In a world where Dermatillomania is only just starting to be recognised in the medical and psychological field, I understand that many sufferers self-diagnose because they feel that there is no other option for them. I self-diagnosed 5 years ago when I first found information online about this disorder but I then brought that information to my doctor and the psychologist I was seeing at the time in order to receive a proper documented diagnosis – albeit they have spelt Dermatillomania wrong on my file! Whilst self-diagnosis can be helpful, it is only a stepping stone in a greater journey towards clinical diagnosis, treatment and then hopefully recovery. The reason being is that when self-diagnosing ourselves with disorders or illnesses, whether they be physical or mental, we can sometimes get it wrong or be quick to label a habit something more serious than it actually is. To put this in perspective: I often pluck my eyebrows, sometimes I over pluck them in my desire to shape them perfectly, I will also pull stray hairs from my chin or upper lip, and if my hair is done up in a style and I notice some are out of place I will pull them too.
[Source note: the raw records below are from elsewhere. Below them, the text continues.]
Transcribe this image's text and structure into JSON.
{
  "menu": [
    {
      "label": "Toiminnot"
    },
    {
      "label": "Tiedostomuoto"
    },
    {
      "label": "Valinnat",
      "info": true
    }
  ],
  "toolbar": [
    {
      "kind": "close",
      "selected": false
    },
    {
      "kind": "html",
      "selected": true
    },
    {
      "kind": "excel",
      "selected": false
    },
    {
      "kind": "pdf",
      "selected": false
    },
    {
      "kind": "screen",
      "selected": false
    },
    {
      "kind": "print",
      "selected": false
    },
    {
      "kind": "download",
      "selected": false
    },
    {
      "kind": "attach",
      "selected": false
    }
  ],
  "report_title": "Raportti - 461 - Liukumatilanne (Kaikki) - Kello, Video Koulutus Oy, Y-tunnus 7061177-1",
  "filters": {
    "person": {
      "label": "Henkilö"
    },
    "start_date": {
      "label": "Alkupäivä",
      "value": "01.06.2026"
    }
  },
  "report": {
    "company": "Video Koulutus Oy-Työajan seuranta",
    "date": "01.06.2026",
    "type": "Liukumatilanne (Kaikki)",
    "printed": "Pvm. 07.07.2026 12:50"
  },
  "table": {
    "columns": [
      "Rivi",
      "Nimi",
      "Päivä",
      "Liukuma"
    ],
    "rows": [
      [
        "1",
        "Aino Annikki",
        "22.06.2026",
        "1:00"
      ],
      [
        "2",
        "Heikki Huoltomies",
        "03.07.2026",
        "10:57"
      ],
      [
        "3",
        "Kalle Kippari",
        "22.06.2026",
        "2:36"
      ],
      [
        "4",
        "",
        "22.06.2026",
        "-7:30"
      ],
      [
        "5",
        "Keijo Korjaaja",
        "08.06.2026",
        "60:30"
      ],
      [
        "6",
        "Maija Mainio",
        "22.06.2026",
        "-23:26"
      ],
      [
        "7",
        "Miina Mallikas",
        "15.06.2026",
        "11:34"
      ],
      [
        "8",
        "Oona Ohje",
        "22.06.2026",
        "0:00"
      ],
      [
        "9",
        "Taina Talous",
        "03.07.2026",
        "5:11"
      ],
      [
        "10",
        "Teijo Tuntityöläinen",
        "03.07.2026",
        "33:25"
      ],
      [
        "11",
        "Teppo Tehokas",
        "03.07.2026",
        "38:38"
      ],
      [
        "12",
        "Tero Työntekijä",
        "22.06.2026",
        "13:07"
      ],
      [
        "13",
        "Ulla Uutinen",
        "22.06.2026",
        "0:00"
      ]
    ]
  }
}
I occasionally pull hair but I do not have Trichotillomania or Trich. My hair pulling is nothing out of the ordinary and does not cause me any distress or social embarrassment. Everyone picks at their skin. This is normal. Many people even take pleasure in popping pimples or satisfying an itch. This is also normal. What is not normal is when you do not know how to stop and when you keep going to a point that it causes you significant distress and/or impacts on your ability to function socially. So please keep this in mind when self-diagnosing, as a wrong diagnosis can have a detrimental effect on both yourself and those suffering from the mental health disorder in question. I don’t want Dermatillomania to be misunderstood more than it already is or to be made out less serious than it actually is – this disorder has the potential to put a sufferer in a life threatening situation and this is why I am so passionate about spreading awareness, however controversial it may be.